This episode was just an inferior rehash of EMH’s “Michael Korvac,” which in and of itself was a loose adaptation of the Korvac Saga. So basically, they took a story, simplified it, and we got “Michael Korvac.” Then they bastardized that, took away all the charm, copied and pasted in part of the plot from A New Hope, and that’s how we got “Guardians of the Galaxy.” I swear, nearly everything about this episode is an inferior rehash of “Michael Korvac.”
In terms of the Guardians team-up, Spidey is the poor man’s Avengers. You might say that it’s unfair to continually compare this episode with the one from Avengers: EMH, and you might be right, but I’m going to do it anyway. Because I have a blog.
In terms of the actual characters, the Guardians are all just blank slates. In all seriousness, how did the writers take all the unique, interesting Guardians, and make them blank slates? We don’t get to see their personalities, Nova just straight-up tells us about all of them. Not only is that terrible writing in and of itself, but the writers used it as a replacement for actual personalities. Except for Rocket, the Guardians are pretty much only seen fighting aliens, which doesn’t leave much time for any sort of characterization.
Actually, it’s weird. In this episode, we literally get the characters explained to us, and yet it seems like we knew more about them in EMH. The power of “show, don’t tell,” I guess.
However, I will say that this episode does open up some nice depths for Nova. We get some information about his past with the Guardians, and the revelation that his shallow jerkishness is partially for the same reasons that Spider-Man himself constantly makes wisecracks. It’s an absolute shame that this depth was surrounded by the rest of this episode, though.
What is the moral of this episode? Is it that Nova is really great? Is it that even terrible people can have hidden depths? Is there no moral? Could it simply be that this episode is simply supposed to be a fun romp through space in the classic Star Wars-esque Rebels vs. Empire format? But even then, what is this episode about?

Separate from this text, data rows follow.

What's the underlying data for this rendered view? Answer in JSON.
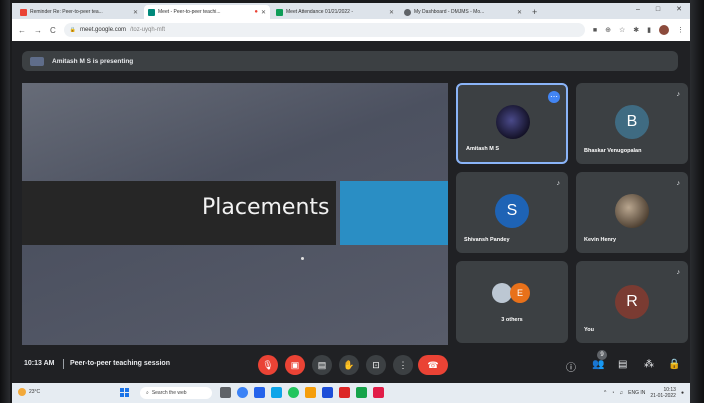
{
  "browser": {
    "tabs": [
      {
        "title": "Reminder Re: Peer-to-peer tea...",
        "icon": "gmail-icon",
        "color": "#ea4335",
        "active": false
      },
      {
        "title": "Meet - Peer-to-peer teachi...",
        "icon": "meet-icon",
        "color": "#00897b",
        "active": true
      },
      {
        "title": "Meet Attendance 01/21/2022 -",
        "icon": "sheets-icon",
        "color": "#0f9d58",
        "active": false
      },
      {
        "title": "My Dashboard - DMJMS - Mo...",
        "icon": "globe-icon",
        "color": "#5f6368",
        "active": false
      }
    ],
    "new_tab": "+",
    "url_host": "meet.google.com",
    "url_path": "/toz-uyqh-mft"
  },
  "meet": {
    "presenting_banner": "Amitash M S is presenting",
    "slide_title": "Placements",
    "participants": [
      {
        "name": "Amitash M S",
        "initial": "",
        "avatar_color": "#1a1838",
        "self_highlight": true
      },
      {
        "name": "Bhaskar Venugopalan",
        "initial": "B",
        "avatar_color": "#3f6b82"
      },
      {
        "name": "Shivansh Pandey",
        "initial": "S",
        "avatar_color": "#1e63b5"
      },
      {
        "name": "Kevin Henry",
        "initial": "",
        "avatar_color": "#6a5a4a"
      },
      {
        "name": "3 others",
        "initial": "E",
        "avatar_color": "#e8711a"
      },
      {
        "name": "You",
        "initial": "R",
        "avatar_color": "#7a3b32"
      }
    ],
    "clock": "10:13 AM",
    "session_title": "Peer-to-peer teaching session",
    "participant_count": "9"
  },
  "taskbar": {
    "temperature": "23°C",
    "search_placeholder": "Search the web",
    "lang": "ENG",
    "lang_sub": "IN",
    "time": "10:13",
    "date": "21-01-2022"
  },
  "colors": {
    "meet_bg": "#202124",
    "tile_bg": "#3c4043",
    "danger": "#ea4335",
    "accent": "#8ab4f8"
  }
}
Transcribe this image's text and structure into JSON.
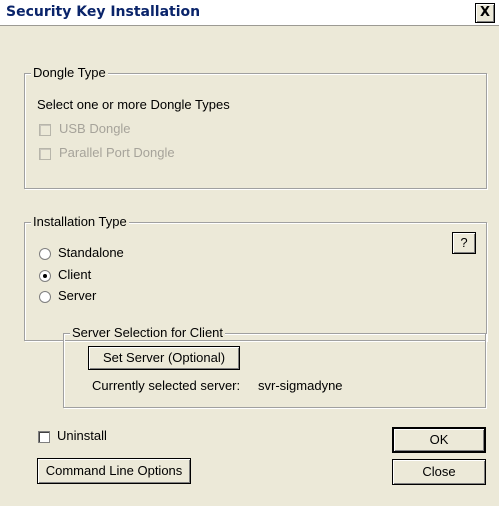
{
  "window": {
    "title": "Security Key Installation",
    "close_label": "X"
  },
  "dongle_type": {
    "legend": "Dongle Type",
    "prompt": "Select one or more Dongle Types",
    "options": [
      {
        "label": "USB Dongle",
        "checked": false,
        "enabled": false
      },
      {
        "label": "Parallel Port Dongle",
        "checked": false,
        "enabled": false
      }
    ]
  },
  "installation_type": {
    "legend": "Installation Type",
    "help_label": "?",
    "options": [
      {
        "label": "Standalone",
        "selected": false
      },
      {
        "label": "Client",
        "selected": true
      },
      {
        "label": "Server",
        "selected": false
      }
    ]
  },
  "server_selection": {
    "legend": "Server Selection for Client",
    "button_label": "Set Server (Optional)",
    "current_label": "Currently selected server:",
    "current_value": "svr-sigmadyne"
  },
  "footer": {
    "uninstall_label": "Uninstall",
    "uninstall_checked": false,
    "command_line_label": "Command Line Options",
    "ok_label": "OK",
    "close_label": "Close"
  }
}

Spider-Man tags along with Nova on a cosmic mission with his old team, they rescue the rest of them, and then they take out a superweapon. Now, that’s not a bad premise. You could make an absolutely fun romp with that premise. But this episode just isn’t fun. It’s a non-fun romp. How do you take an episode about fighting aliens with a ragtag group of rebels (including a raccoon and a tree) and make it boring? Somehow, they found a way.

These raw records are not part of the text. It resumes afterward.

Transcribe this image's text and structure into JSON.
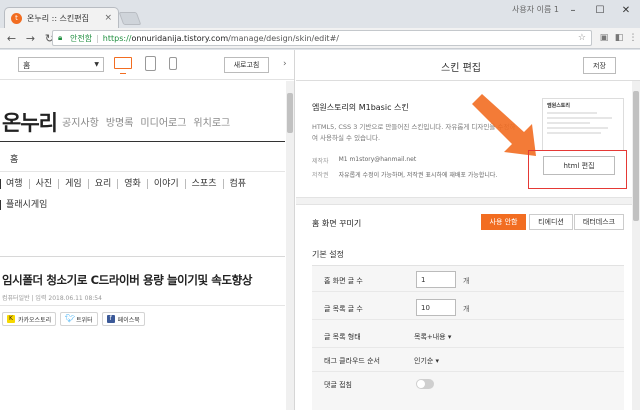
{
  "browser": {
    "tab_title": "온누리 :: 스킨편집",
    "tab_close": "×",
    "user_name": "사용자 이름 1",
    "win_min": "–",
    "win_max": "☐",
    "win_close": "✕",
    "back": "←",
    "forward": "→",
    "reload": "↻",
    "secure_label": "안전함",
    "url_scheme": "https://",
    "url_host": "onnuridanija.tistory.com",
    "url_path": "/manage/design/skin/edit#/",
    "star": "☆"
  },
  "preview": {
    "select_value": "홈",
    "refresh_label": "새로고침",
    "collapse": "›",
    "blog_title": "온누리",
    "nav": [
      "공지사항",
      "방명록",
      "미디어로그",
      "위치로그"
    ],
    "home_link": "홈",
    "categories": [
      "여행",
      "사진",
      "게임",
      "요리",
      "영화",
      "이야기",
      "스포츠",
      "컴퓨"
    ],
    "category_row2": "플래시게임",
    "post_title": "임시폴더 청소기로 C드라이버 용량 늘이기및 속도향상",
    "post_meta": "컴퓨터일반 | 입력 2018.06.11 08:54",
    "share": [
      "카카오스토리",
      "트위터",
      "페이스북"
    ]
  },
  "editor": {
    "title": "스킨 편집",
    "save_label": "저장",
    "skin_name": "엠원스토리의 M1basic 스킨",
    "skin_desc": "HTML5, CSS 3 기반으로 만들어진 스킨입니다. 자유롭게 디자인을 수정하여 사용하실 수 있습니다.",
    "author_label": "제작자",
    "author_value": "M1  m1story@hanmail.net",
    "copyright_label": "저작권",
    "copyright_value": "자유롭게 수정이 가능하며, 저작권 표시하에 재배포 가능합니다.",
    "thumb_title": "엠원스토리",
    "html_edit_label": "html 편집",
    "home_section_title": "홈 화면 꾸미기",
    "segments": [
      "사용 안함",
      "티에디션",
      "태터데스크"
    ],
    "basic_settings_title": "기본 설정",
    "settings": {
      "home_posts_label": "홈 화면 글 수",
      "home_posts_value": "1",
      "home_posts_unit": "개",
      "list_posts_label": "글 목록 글 수",
      "list_posts_value": "10",
      "list_posts_unit": "개",
      "list_type_label": "글 목록 형태",
      "list_type_value": "목록+내용 ▾",
      "tag_order_label": "태그 클라우드 순서",
      "tag_order_value": "인기순 ▾",
      "comment_fold_label": "댓글 접침"
    }
  },
  "colors": {
    "accent": "#f26d21",
    "highlight": "#e53935",
    "secure": "#1e8e3e"
  }
}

It certainly says something about an episode when the random cameo within the first ten seconds proves more interesting than the actual guest stars.
|Lookin' fine, girl.|
The majority of the action takes place on spaceships, and whenever we see space it’s just vague blueness; a far cry from the swirly, cosmic, Kirby-inspired acid trip that represented the cosmos in the Guardians’ last outing.
The point of “Michael Korvac” was to give the Avengers a glimpse into a larger world that they do not want to have to deal with. Once again, what is the point of this episode? Like I said earlier, the Guardians were all flat. There was just no reason for them to be in this episode. How do you write an episode for the express purpose of showing off this team and then fail to use them properly? They spent a good chunk of it locked up offscreen!
All things considered, this is the weak link in the Guardians of the Galaxy chain of appearances. Next time, it’s over to Avengers Assemble for "Guardians and Space Knights." Hopefully, now that we don’t need to introduce this team into the MAU again, we can have less time for introductions and more time for… plot? Characterization? Something resembling fun?
See you then.
As for looking at Ultimate Spider-Man, after this, we get an episode focusing on Power Man to go along with the Nova and White Tiger episodes.
See you then, too.